The review expresses appreciation for the book, but also asks questions about whether the fact that the author is Native (Alexie is Spokane) makes the fact that he has written what she also sees as a “Pan Indian” story alright. She states she doesn’t have an answer to that question.
I confess this was my introduction to the term “Pan Indian.”  I realized it refers to a lack of cultural specificity that implies there is universal Indian identity rather than many distinct Native cultures. Now I have the term to name what I’ve so often seen and described to teachers and librarians when talking about evaluating books about Native peoples critically.
I had not considered Thunder Boy Jr. in this context, because I knew Alexie is Spokane.  But nowhere in the picture book text itself or in an author’s note, the review points out, are Thunder Boy and his family (or Alexie himself) identified as being Spokane.
In a follow-up post to her review, Debbie Reese writes about why she thinks Thunder Boy Jr. needs a note to readers—one that identifies the story’s cultural specificity and even provides specific information on Spokane naming traditions. She leads with an anecdote about someone on Twitter who wrote about having kids pick new names after reading the book, and then shares a worksheet her cousin’s child brought home from school last year—a worksheet in which the children were given information reinforcing broad stereotypes about Native peoples and their names before being invited to choose their own names.

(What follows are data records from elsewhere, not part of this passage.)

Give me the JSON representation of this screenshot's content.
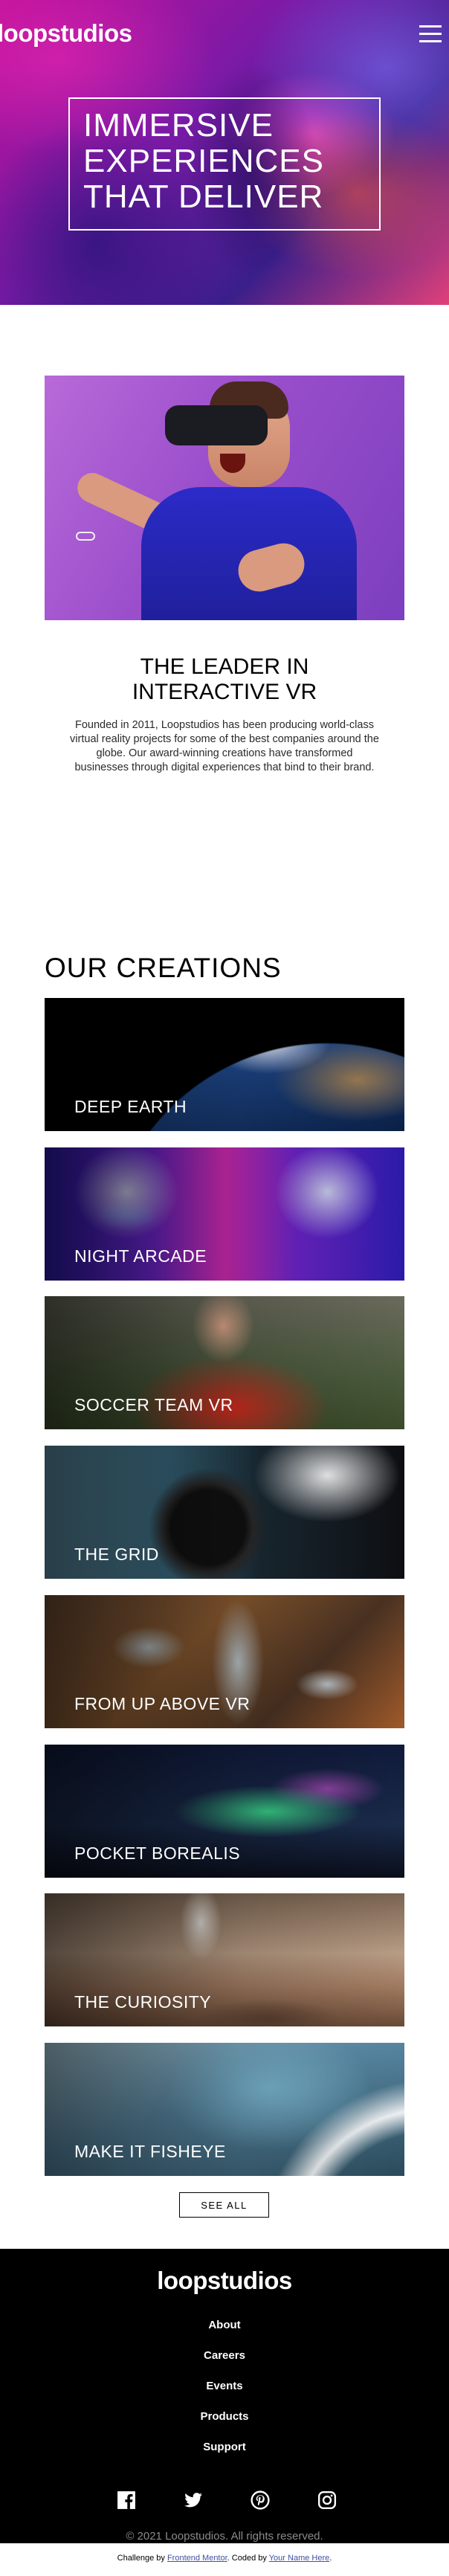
{
  "header": {
    "logo": "loopstudios",
    "menu_icon": "hamburger-menu-icon"
  },
  "hero": {
    "title": "Immersive\nexperiences\nthat deliver"
  },
  "interactive": {
    "title": "The leader in\ninteractive VR",
    "body": "Founded in 2011, Loopstudios has been producing world-class virtual reality projects for some of the best companies around the globe. Our award-winning creations have transformed businesses through digital experiences that bind to their brand."
  },
  "creations": {
    "title": "OUR CREATIONS",
    "items": [
      {
        "label": "Deep earth"
      },
      {
        "label": "Night arcade"
      },
      {
        "label": "Soccer team VR"
      },
      {
        "label": "The grid"
      },
      {
        "label": "From up above VR"
      },
      {
        "label": "Pocket borealis"
      },
      {
        "label": "The curiosity"
      },
      {
        "label": "Make it fisheye"
      }
    ],
    "see_all": "SEE ALL"
  },
  "footer": {
    "logo": "loopstudios",
    "links": [
      "About",
      "Careers",
      "Events",
      "Products",
      "Support"
    ],
    "social": [
      "facebook-icon",
      "twitter-icon",
      "pinterest-icon",
      "instagram-icon"
    ],
    "copyright": "© 2021 Loopstudios. All rights reserved."
  },
  "attribution": {
    "prefix": "Challenge by",
    "frontend_mentor": "Frontend Mentor",
    "middle": ". Coded by",
    "author": "Your Name Here",
    "suffix": "."
  },
  "colors": {
    "footer_bg": "#000000",
    "link_blue": "#3e52a3",
    "copyright_gray": "#8a8a8a"
  }
}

The underlying implication and takeaway of the worksheet, and, she’s concerned, of Thunder Boy Jr., for non-Natives is that all Native peoples and their naming traditions are the same. She notes that naming traditions are culturally specific, and for some cultures like her Pueblo one, names are conferred in private ceremonies. Activities like the worksheet her cousin’s son brought home not only strip Native cultures of their individual identities, but they reinforce stereotype after stereotype, along with decades if not centuries of cultural appropriation.
As I've noted, 100,000 copies of the book were published. I'm hoping that Little, Brown (the publisher) will include a Note in the next batch, providing a "do not use this book as an activity for which kids pick a Native American name," an explanation for why that is not a respectful activity, and a bit of information about Native naming. If you've got a copy, or if you get one of the 100,000 copies, I hope the information I share here is helpful

Inevitable: Tweet from someone who read Alexie's Thunder Boy Jr. to kids and then did activity where kids picked their Indian names.

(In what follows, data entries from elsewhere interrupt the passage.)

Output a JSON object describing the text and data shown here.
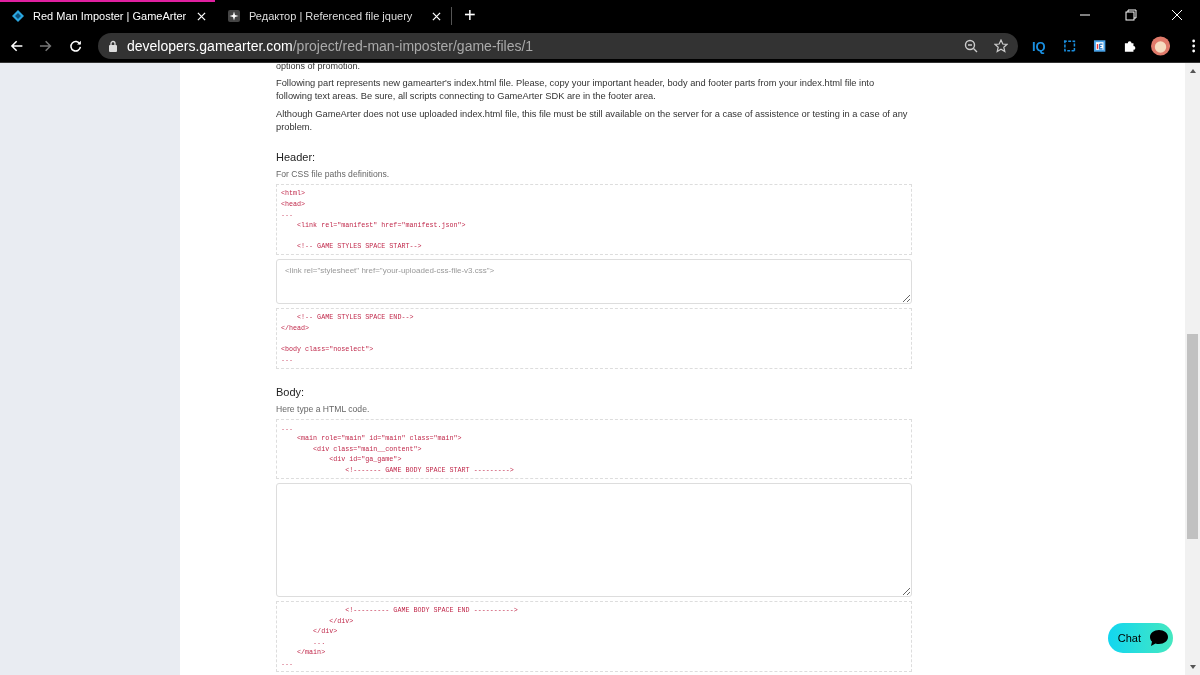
{
  "browser": {
    "tabs": [
      {
        "title": "Red Man Imposter | GameArter",
        "selected": true
      },
      {
        "title": "Редактор | Referenced file jquery",
        "selected": false
      }
    ],
    "new_tab": "+",
    "address": {
      "domain": "developers.gamearter.com",
      "path": "/project/red-man-imposter/game-files/1"
    },
    "extension_label": "IQ"
  },
  "page": {
    "cut_line": "options of promotion.",
    "paragraphs": [
      "Following part represents new gamearter's index.html file. Please, copy your important header, body and footer parts from your index.html file into following text areas. Be sure, all scripts connecting to GameArter SDK are in the footer area.",
      "Although GameArter does not use uploaded index.html file, this file must be still available on the server for a case of assistence or testing in a case of any problem."
    ],
    "sections": [
      {
        "heading": "Header:",
        "hint": "For CSS file paths definitions.",
        "blocks": [
          {
            "kind": "code",
            "groups": [
              [
                "<html>",
                "<head>",
                "...",
                "    <link rel=\"manifest\" href=\"manifest.json\">"
              ],
              [
                "    <!-- GAME STYLES SPACE START-->"
              ]
            ]
          },
          {
            "kind": "textarea",
            "placeholder": "<link rel=\"stylesheet\" href=\"your-uploaded-css-file-v3.css\">"
          },
          {
            "kind": "code",
            "groups": [
              [
                "    <!-- GAME STYLES SPACE END-->",
                "</head>"
              ],
              [
                "<body class=\"noselect\">",
                "..."
              ]
            ]
          }
        ]
      },
      {
        "heading": "Body:",
        "hint": "Here type a HTML code.",
        "blocks": [
          {
            "kind": "code",
            "groups": [
              [
                "...",
                "    <main role=\"main\" id=\"main\" class=\"main\">",
                "        <div class=\"main__content\">",
                "            <div id=\"ga_game\">",
                "                <!------- GAME BODY SPACE START --------->"
              ]
            ]
          },
          {
            "kind": "textarea_tall"
          },
          {
            "kind": "code",
            "groups": [
              [
                "                <!--------- GAME BODY SPACE END ---------->",
                "            </div>",
                "        </div>",
                "        ...",
                "    </main>",
                "..."
              ]
            ]
          }
        ]
      }
    ]
  },
  "chat": {
    "label": "Chat"
  }
}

Fact: Imagine being a Native kid in that class, who already has a name, given to them in ceremony, being asked to make up a new one.

Question: Would it help adult readers NOT do that activity if there was a note inside the book about Native peoples and naming?

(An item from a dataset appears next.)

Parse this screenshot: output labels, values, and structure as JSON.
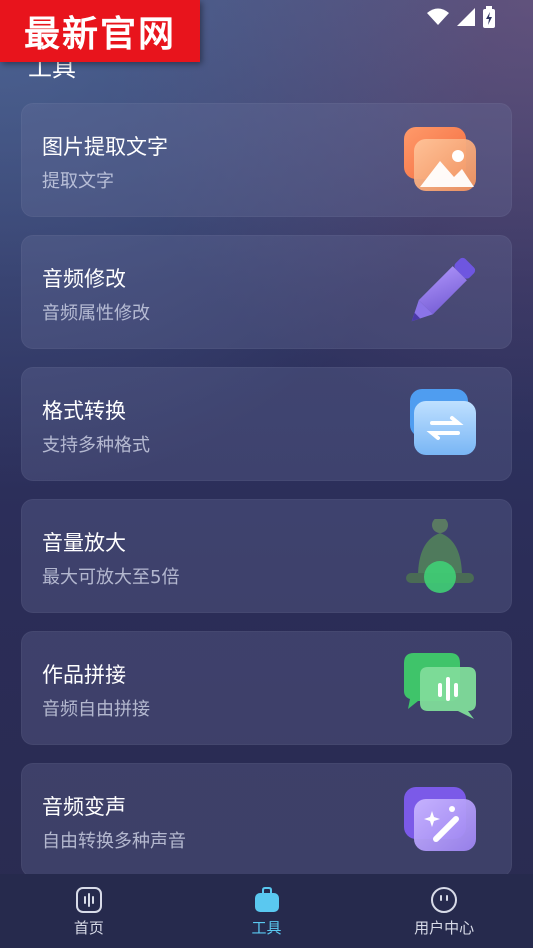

A truth: A white teacher asking a Native kid to choose a new name harkens back to boarding schools where teachers asked Native kids to point to a blackboard to choose a new name.
I found myself thinking a lot about Thunder Boy Jr. and the broader context—the wider world—into which not books but children live and breathe and, we hope, thrive after reading Debbie Reese’s review and follow-up post. What she wrote didn’t change my appreciation for Alexie’s wonderful story, which it’s clear she also values. But it did expand my understanding and, I hope, critical thinking. Her willingness to ask questions that don’t have clear answers, and to share her perspective as it unfolds, and to teach as well as critique, is not only risky, but as remarkable in its own way as the lovely, lively, meaningful picture book about which she was writing.